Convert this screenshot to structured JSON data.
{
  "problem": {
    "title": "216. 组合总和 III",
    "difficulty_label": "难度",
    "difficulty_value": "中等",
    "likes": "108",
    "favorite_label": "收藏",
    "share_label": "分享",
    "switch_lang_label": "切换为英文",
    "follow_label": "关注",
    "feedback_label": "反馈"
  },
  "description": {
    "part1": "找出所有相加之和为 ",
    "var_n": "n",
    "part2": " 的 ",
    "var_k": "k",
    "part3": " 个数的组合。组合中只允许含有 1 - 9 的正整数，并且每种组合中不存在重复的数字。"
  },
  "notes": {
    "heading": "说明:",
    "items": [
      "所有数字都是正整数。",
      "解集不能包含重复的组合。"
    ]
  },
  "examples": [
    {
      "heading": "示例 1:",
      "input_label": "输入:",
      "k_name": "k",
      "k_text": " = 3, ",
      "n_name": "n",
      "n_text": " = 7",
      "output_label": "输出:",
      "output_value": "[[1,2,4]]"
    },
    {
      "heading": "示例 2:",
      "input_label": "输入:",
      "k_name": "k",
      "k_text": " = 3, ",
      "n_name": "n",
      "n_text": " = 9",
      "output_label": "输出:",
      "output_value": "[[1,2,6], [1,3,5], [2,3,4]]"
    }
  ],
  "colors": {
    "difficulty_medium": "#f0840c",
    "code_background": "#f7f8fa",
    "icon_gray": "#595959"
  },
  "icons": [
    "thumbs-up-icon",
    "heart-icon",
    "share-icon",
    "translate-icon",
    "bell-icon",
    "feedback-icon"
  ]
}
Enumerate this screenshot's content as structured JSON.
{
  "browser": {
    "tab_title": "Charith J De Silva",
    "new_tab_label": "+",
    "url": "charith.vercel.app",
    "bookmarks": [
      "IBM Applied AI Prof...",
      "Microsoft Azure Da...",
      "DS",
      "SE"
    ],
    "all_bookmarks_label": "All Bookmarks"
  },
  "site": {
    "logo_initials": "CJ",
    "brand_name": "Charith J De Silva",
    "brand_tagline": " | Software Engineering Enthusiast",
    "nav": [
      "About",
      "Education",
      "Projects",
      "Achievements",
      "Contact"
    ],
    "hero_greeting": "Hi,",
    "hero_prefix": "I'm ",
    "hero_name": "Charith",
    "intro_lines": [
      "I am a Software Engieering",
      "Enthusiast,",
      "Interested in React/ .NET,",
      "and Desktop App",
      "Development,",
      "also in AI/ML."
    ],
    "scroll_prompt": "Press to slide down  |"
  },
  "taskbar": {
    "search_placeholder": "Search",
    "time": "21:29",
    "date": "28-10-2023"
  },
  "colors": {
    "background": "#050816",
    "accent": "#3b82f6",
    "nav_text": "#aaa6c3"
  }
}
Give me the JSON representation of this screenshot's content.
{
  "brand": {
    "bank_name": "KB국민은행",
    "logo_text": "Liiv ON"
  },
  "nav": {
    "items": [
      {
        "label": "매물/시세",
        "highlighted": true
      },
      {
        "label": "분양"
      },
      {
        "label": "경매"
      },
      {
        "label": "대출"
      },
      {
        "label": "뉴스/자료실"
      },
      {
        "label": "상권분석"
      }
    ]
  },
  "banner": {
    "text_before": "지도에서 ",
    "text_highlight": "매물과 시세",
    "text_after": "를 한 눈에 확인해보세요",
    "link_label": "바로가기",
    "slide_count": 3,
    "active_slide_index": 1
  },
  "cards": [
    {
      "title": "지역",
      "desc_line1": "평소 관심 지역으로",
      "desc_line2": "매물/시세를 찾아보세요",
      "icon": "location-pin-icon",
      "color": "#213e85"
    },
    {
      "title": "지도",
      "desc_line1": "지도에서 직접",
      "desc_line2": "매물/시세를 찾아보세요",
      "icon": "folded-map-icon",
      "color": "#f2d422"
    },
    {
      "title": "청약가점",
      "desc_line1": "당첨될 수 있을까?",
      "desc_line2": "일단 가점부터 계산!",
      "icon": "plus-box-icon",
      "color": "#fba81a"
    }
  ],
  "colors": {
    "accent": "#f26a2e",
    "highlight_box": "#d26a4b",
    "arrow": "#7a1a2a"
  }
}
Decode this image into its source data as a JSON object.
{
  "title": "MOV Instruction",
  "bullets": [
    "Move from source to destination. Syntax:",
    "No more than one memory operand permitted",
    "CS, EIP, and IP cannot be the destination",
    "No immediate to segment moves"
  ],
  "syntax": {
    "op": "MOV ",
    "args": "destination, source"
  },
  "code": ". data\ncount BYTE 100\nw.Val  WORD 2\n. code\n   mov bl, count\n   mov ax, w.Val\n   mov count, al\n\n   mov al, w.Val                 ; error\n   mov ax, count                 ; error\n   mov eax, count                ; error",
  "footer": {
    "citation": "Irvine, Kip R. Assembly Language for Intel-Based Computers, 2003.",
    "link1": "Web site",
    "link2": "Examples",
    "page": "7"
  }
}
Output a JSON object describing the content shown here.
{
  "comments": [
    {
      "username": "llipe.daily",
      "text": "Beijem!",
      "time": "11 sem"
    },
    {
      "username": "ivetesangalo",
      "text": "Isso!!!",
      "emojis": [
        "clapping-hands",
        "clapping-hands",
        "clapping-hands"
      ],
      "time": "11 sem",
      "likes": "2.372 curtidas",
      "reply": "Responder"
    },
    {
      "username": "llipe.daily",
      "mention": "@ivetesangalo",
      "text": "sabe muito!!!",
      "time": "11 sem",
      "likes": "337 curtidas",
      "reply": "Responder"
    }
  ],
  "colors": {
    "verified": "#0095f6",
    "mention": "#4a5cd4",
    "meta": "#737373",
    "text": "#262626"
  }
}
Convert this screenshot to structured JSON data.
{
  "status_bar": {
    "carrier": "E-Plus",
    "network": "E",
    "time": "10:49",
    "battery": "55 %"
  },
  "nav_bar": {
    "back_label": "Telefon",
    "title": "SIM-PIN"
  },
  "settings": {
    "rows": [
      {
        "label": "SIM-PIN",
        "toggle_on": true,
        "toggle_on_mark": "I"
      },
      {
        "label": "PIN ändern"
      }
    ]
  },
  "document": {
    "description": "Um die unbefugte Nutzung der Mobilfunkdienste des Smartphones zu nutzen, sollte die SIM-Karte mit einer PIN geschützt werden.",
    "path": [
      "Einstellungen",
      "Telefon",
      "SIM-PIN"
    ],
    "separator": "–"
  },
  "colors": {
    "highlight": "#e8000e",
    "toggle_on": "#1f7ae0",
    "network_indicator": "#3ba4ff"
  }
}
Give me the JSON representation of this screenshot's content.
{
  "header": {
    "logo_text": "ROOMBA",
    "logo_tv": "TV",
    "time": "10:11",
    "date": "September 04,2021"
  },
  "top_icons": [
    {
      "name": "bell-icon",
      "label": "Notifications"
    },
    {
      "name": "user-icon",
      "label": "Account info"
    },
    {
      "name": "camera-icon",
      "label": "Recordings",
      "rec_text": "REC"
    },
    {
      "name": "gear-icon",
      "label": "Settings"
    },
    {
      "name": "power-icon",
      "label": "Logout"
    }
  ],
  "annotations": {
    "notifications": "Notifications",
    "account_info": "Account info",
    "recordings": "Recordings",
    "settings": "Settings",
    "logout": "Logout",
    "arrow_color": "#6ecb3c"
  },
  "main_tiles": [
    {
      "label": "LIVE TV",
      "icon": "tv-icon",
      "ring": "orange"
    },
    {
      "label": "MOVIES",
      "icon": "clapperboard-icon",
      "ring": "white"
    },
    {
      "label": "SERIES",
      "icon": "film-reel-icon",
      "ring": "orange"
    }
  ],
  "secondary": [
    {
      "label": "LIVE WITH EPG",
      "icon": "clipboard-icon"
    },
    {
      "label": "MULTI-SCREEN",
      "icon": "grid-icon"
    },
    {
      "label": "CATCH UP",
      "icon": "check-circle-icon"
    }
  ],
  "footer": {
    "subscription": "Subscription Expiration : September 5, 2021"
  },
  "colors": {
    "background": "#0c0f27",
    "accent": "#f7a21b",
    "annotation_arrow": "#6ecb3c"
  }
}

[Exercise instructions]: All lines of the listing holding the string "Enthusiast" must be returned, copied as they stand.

[Solution to this task]:
    "brand_tagline": " | Software Engineering Enthusiast",
      "Enthusiast,",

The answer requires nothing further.